The true tale of a dream that could only happen in Florida.
In a certain well-known story playing at The Straz this July, a certain red-headed mermaid desperately wants to become human. In Florida, however, there are certain humans who desperately want to become mermaids.
And, because this is Florida, they can.
One hour north of Morsani Hall burbles and gurgles one of the greatest, most famous natural wonders in all of Florida, the glorious Weeki Wachee springs. That’s saying something considering this state also harbors the Everglades, one of the largest wetland ecosystems in the world, as well as supports the motley assortment of wild panthers, bear, boar, alligators, pythons, manatees, crocodiles, sawfish and bison in the same state. Yet, Weeki Wachee resides, funneling 117 million gallons of cool spring water every day from depths so extreme the bottom has never been found.
So, it should feel somewhat appropriate that, in 1949, a former U.S. Navy man who trained Frogmen to swim underwater in World War II looked out across the evocative, blue expanse of Weeki Wachee springs and said something like, “hey, I bet I can build an underwater theater and have a mermaid show.”
This man, Newton Perry, cleared the rusted refrigerators and abandoned cars from the spring, built an 18-seat theater in the lime rock six feet underwater, then launched what would become one of the hottest tourist spots in the nation only a few years later, thanks to the corps of pretty girls in bikini tops and shimmering, half-body tails. In the 1950s, Florida was miles upon miles of expansive wilderness threaded with a handful of dirt roads – almost the opposite of what we see today – but the allure of a teenager in a bullet-bra bathing costume eating a banana underwater drew carloads of curious tourists to the underwater marvel.
Perry figured out how to hide slender breathing tubes amid the underwater scenery so the performers could have access to air during the run of their shows and stunts. The mermaids did not (and do not) have an easy job despite appearances and air tubes. In a current sometimes strong enough to knock off a cinched SCUBA mask, holding their own and holding their breath while creating the illusion of gliding and floating gently through enchanting waters requires the strength, stamina and skill of a competitive athlete.
In the sixties, American Broadcast Company (ABC) bought the spring, tipping the scales toward international fame. They upgraded to a 400-seat theater and made the attraction a bonafide springs-and-mermaids theme park. Whereas the Weeki Wachee mermaids had been local gals, under the ABC banner women from around the world auditioned for the show of a lifetime as a swirling, twirling mermaid performing eight sold out shows a day. During this heyday, Weeki Wachee boasted 35 mermaids on the payroll, with many of them living in special mermaid cottages on site. They were, and some argue still are, Florida royalty.

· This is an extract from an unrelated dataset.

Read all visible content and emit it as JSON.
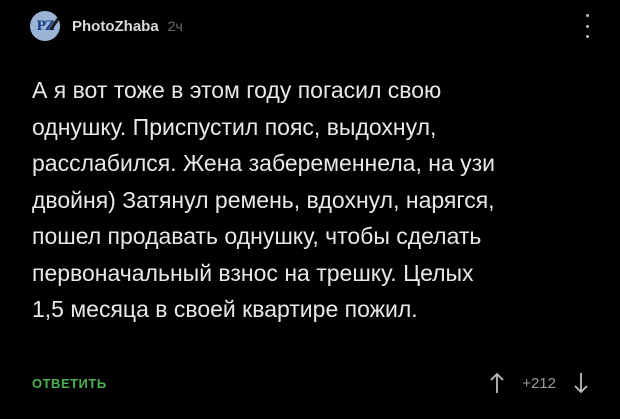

Today, Weeki Wachee springs exist as a state park, full of family-friendly activities – including the beloved, often sold-out daily mermaid shows. They have a full roster of mermaids and two princes that you can read about online if you want current information. If you have a little starfish who needs to practice writing and penmanship skills, the mermaids and princes are happy to receive Tail Mail letters from fans and the mer-curious (under 17 years old only, though). Weeki Wachee holds junior mermaid camps, too, and even a “Sirens of the Deep” adult mermaid camp for those people who want to unleash their inner merperson. That’s the upside. The downside is that the camps for both little and big humans are sold out through October 2017.
After 70 years, Newton Perry’s post-war Florida mermaid dream still ignites the imagination and affirms a more uplifting, charmingly literal interpretation of “swimming with the fishes.”
Thus, common Jamaican crab wisdom holds: it is better, down where it’s wetter.
*New York-based photographer Andrew Brusso grew up on Anna Maria Island. His images have appeared in Rolling Stone, Vanity Fair, Surfer, Newsweek, Entertainment Weekly, Golf Digest and other notable publications. He joined the 2008 effort to save Weeki Wachee springs by photographing the mermaids pro bono for a fundraising calendar. He’s been photographing them for the annual calendar ever since. To see his extraordinary work, visit andrewbrusso.com.